== WORK REQUIRED ==
The lines needed are those below that contain the word "background"; copy each one.

☆ ☆ ☆ ☆ ☆

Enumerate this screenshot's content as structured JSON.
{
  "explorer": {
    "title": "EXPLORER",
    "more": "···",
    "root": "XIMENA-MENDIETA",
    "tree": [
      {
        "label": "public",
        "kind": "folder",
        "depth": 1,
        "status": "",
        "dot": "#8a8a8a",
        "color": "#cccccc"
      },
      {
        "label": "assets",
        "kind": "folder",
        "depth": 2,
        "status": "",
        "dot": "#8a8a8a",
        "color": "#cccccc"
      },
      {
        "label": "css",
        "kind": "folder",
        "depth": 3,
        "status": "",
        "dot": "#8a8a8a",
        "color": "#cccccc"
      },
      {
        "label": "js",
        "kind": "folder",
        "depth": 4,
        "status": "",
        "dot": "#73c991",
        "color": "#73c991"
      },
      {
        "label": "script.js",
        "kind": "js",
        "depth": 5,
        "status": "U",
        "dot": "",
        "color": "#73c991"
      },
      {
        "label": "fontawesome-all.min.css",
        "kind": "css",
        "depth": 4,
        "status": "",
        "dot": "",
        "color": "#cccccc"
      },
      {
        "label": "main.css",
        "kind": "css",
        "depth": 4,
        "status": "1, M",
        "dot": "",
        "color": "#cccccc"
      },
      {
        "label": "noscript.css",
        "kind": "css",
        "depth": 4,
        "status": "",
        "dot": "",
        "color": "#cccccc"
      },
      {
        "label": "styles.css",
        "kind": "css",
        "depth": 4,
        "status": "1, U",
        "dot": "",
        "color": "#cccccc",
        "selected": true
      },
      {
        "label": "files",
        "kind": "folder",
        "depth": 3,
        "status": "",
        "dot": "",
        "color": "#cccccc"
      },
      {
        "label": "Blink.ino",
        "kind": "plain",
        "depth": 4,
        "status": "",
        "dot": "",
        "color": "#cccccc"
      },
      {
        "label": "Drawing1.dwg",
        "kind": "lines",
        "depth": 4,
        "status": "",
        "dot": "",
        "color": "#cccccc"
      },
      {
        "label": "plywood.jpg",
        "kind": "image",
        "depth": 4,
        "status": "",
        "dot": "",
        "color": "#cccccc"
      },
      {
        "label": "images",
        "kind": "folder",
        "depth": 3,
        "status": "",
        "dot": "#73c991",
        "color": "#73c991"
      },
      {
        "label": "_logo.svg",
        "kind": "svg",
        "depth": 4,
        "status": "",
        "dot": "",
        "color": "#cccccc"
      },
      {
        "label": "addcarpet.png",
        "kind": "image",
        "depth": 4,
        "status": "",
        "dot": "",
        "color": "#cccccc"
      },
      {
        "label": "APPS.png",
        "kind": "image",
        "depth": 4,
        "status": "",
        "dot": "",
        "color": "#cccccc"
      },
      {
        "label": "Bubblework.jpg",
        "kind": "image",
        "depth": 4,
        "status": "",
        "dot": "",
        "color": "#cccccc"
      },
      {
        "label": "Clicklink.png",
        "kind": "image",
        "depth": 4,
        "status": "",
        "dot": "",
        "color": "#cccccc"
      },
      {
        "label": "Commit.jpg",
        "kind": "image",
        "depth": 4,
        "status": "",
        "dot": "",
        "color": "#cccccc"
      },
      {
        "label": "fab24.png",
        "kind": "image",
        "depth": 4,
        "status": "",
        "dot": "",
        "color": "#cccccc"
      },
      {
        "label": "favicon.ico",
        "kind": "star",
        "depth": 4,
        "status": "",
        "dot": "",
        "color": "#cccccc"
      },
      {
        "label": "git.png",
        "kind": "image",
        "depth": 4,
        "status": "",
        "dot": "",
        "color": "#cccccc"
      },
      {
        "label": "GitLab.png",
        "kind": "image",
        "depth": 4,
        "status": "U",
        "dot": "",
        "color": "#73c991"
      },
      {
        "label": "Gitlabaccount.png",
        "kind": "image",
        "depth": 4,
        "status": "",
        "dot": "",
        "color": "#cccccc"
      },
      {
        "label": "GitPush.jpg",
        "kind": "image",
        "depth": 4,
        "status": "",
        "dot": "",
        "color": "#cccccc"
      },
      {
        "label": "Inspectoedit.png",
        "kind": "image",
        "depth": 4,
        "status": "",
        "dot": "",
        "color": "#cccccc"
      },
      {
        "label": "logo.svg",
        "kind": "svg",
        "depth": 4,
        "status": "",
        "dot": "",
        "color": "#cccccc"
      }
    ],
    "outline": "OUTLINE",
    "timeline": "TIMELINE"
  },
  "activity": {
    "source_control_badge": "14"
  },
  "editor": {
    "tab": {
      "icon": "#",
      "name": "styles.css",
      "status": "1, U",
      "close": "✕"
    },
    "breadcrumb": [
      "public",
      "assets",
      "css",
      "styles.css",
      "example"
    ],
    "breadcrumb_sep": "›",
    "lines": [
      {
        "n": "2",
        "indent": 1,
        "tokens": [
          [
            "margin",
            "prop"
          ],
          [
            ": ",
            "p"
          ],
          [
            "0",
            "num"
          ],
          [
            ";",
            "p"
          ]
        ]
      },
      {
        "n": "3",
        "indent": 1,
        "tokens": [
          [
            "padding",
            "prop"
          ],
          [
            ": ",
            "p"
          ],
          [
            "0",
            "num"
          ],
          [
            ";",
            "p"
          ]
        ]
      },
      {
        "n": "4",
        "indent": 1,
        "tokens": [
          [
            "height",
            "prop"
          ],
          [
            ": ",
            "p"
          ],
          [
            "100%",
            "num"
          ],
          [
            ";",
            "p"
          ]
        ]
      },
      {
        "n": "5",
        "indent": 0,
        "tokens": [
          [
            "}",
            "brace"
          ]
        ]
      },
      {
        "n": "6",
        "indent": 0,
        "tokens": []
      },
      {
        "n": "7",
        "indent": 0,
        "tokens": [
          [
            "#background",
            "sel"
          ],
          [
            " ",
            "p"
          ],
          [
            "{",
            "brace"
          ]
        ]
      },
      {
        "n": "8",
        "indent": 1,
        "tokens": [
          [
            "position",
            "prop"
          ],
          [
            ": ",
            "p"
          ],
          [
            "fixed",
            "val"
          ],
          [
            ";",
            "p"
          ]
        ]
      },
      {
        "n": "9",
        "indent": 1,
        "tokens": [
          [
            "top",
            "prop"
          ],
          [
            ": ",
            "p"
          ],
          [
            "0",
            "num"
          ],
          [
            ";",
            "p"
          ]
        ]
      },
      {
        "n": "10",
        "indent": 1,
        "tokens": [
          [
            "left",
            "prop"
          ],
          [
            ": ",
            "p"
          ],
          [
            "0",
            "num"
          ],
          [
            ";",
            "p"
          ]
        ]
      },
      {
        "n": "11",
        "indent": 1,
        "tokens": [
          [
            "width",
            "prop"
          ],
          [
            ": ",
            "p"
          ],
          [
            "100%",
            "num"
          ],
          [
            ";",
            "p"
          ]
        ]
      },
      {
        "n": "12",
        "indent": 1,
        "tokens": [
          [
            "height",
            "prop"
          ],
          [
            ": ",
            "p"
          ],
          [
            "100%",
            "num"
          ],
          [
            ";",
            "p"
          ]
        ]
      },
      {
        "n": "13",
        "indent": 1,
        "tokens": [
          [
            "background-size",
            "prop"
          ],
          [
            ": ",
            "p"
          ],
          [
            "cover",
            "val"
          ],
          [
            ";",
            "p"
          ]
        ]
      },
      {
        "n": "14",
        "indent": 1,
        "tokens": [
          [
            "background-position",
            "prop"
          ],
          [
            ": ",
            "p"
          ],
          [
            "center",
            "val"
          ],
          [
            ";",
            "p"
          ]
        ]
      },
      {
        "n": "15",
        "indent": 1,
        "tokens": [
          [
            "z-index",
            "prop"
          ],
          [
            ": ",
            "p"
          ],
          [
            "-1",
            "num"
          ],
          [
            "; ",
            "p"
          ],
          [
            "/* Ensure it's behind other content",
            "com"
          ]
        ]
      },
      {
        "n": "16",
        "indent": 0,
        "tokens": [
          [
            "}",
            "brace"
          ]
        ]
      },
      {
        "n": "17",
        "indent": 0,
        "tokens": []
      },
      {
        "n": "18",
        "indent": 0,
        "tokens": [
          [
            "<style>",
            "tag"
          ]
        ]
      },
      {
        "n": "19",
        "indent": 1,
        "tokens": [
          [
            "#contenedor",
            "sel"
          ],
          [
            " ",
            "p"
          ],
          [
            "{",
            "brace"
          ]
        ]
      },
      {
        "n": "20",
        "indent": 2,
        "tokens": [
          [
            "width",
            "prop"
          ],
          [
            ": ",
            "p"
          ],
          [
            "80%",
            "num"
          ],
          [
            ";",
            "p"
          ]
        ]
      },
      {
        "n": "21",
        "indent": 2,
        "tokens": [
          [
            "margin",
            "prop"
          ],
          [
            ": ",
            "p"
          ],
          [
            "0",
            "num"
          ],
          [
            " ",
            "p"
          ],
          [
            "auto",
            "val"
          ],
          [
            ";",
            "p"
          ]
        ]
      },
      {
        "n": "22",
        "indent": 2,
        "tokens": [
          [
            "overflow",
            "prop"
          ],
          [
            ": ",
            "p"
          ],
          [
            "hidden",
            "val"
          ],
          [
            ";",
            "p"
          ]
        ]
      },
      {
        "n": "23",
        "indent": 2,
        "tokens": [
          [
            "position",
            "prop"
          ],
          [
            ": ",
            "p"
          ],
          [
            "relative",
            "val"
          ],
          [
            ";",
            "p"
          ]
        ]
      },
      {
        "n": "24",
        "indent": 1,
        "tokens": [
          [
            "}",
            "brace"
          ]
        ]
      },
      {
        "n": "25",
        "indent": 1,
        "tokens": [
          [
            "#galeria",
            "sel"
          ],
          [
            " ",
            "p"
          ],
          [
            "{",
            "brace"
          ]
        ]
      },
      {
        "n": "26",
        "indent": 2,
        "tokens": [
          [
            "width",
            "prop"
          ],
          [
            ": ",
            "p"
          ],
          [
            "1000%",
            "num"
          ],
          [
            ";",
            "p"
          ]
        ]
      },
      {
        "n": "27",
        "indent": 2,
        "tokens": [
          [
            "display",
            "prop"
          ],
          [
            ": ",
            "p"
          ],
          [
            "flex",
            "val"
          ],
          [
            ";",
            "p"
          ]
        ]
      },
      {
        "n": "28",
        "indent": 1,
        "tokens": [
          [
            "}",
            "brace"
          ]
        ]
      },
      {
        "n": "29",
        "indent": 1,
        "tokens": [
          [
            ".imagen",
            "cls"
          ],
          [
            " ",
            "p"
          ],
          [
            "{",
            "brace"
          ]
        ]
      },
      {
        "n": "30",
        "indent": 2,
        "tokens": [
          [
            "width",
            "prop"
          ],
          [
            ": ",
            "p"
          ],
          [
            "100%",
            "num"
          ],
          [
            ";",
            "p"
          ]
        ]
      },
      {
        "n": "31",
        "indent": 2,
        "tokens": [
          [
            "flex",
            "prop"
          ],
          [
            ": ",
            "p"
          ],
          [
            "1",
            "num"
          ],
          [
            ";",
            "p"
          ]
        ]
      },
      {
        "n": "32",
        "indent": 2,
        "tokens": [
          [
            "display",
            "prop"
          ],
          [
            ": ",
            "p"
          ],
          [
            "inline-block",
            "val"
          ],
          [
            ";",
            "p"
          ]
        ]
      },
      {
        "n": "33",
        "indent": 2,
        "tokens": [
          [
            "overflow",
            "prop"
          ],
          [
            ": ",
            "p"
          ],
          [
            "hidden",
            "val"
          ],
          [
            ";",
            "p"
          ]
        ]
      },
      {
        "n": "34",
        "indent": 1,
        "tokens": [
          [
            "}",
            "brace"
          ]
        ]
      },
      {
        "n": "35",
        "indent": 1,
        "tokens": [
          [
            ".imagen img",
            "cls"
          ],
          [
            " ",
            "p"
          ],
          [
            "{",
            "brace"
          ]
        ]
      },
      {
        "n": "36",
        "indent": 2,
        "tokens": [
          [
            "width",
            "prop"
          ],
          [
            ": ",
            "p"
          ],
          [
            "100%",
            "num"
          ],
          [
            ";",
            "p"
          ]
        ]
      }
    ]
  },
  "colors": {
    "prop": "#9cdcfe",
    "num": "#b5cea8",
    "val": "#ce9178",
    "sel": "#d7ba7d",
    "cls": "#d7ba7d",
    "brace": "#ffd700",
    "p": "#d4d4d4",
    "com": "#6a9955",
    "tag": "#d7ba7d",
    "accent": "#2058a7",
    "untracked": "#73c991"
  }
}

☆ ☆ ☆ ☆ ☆

== THE COMPLETED TASK ==
            "#background",
            "background-size",
            "background-position",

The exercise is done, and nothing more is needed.